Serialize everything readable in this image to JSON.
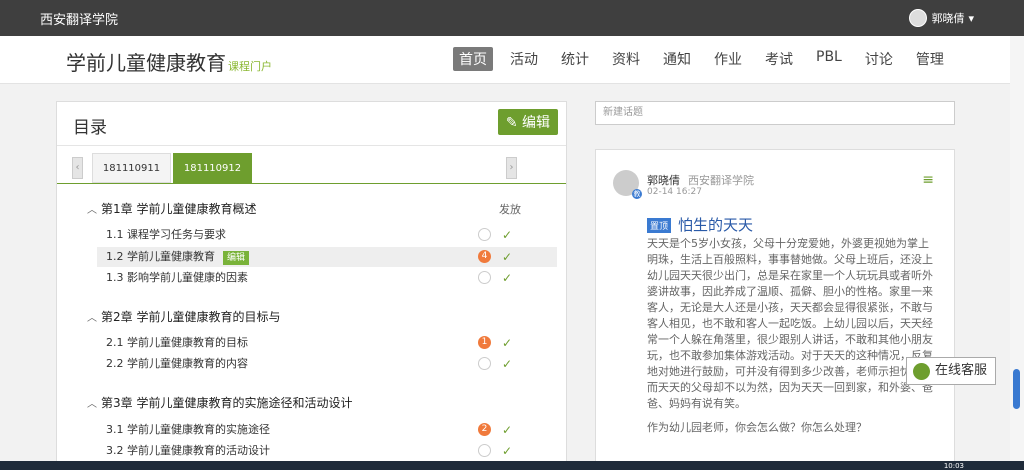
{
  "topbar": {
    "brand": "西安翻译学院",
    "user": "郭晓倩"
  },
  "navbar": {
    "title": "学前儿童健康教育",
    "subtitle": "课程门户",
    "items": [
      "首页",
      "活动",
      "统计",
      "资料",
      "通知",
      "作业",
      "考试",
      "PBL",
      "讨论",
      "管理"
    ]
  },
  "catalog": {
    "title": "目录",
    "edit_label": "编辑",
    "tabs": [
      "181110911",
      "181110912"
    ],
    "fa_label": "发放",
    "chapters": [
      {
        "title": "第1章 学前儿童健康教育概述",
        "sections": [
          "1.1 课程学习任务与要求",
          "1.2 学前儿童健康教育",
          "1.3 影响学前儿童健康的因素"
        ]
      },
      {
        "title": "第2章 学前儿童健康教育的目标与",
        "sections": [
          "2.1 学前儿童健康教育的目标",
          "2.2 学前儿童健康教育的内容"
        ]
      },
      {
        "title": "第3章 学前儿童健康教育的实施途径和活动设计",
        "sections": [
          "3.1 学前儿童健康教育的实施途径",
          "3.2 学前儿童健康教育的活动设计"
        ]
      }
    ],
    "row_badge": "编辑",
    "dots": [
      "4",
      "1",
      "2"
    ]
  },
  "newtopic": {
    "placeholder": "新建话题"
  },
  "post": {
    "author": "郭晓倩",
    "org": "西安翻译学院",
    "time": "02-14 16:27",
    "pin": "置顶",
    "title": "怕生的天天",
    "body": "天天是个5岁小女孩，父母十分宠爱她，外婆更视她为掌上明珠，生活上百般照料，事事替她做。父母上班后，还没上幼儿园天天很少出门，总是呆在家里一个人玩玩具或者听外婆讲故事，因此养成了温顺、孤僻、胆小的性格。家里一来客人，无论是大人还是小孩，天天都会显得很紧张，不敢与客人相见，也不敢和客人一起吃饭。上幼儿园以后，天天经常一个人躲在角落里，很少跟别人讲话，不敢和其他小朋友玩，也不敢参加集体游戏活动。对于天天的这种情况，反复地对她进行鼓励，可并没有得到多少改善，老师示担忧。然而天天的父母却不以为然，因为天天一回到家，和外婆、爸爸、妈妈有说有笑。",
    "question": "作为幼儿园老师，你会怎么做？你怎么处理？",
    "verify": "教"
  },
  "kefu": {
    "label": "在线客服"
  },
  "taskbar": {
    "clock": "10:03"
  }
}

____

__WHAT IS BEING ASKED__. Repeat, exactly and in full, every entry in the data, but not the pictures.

__SOLUTION FOR THIS EXERCISE__.
Serialize everything readable in this image to JSON.
{
  "topbar": {
    "brand": "西安翻译学院",
    "user": "郭晓倩"
  },
  "navbar": {
    "title": "学前儿童健康教育",
    "subtitle": "课程门户",
    "items": [
      "首页",
      "活动",
      "统计",
      "资料",
      "通知",
      "作业",
      "考试",
      "PBL",
      "讨论",
      "管理"
    ]
  },
  "catalog": {
    "title": "目录",
    "edit_label": "编辑",
    "tabs": [
      "181110911",
      "181110912"
    ],
    "fa_label": "发放",
    "chapters": [
      {
        "title": "第1章 学前儿童健康教育概述",
        "sections": [
          "1.1 课程学习任务与要求",
          "1.2 学前儿童健康教育",
          "1.3 影响学前儿童健康的因素"
        ]
      },
      {
        "title": "第2章 学前儿童健康教育的目标与",
        "sections": [
          "2.1 学前儿童健康教育的目标",
          "2.2 学前儿童健康教育的内容"
        ]
      },
      {
        "title": "第3章 学前儿童健康教育的实施途径和活动设计",
        "sections": [
          "3.1 学前儿童健康教育的实施途径",
          "3.2 学前儿童健康教育的活动设计"
        ]
      }
    ],
    "row_badge": "编辑",
    "dots": [
      "4",
      "1",
      "2"
    ]
  },
  "newtopic": {
    "placeholder": "新建话题"
  },
  "post": {
    "author": "郭晓倩",
    "org": "西安翻译学院",
    "time": "02-14 16:27",
    "pin": "置顶",
    "title": "怕生的天天",
    "body": "天天是个5岁小女孩，父母十分宠爱她，外婆更视她为掌上明珠，生活上百般照料，事事替她做。父母上班后，还没上幼儿园天天很少出门，总是呆在家里一个人玩玩具或者听外婆讲故事，因此养成了温顺、孤僻、胆小的性格。家里一来客人，无论是大人还是小孩，天天都会显得很紧张，不敢与客人相见，也不敢和客人一起吃饭。上幼儿园以后，天天经常一个人躲在角落里，很少跟别人讲话，不敢和其他小朋友玩，也不敢参加集体游戏活动。对于天天的这种情况，反复地对她进行鼓励，可并没有得到多少改善，老师示担忧。然而天天的父母却不以为然，因为天天一回到家，和外婆、爸爸、妈妈有说有笑。",
    "question": "作为幼儿园老师，你会怎么做？你怎么处理？",
    "verify": "教"
  },
  "kefu": {
    "label": "在线客服"
  },
  "taskbar": {
    "clock": "10:03"
  }
}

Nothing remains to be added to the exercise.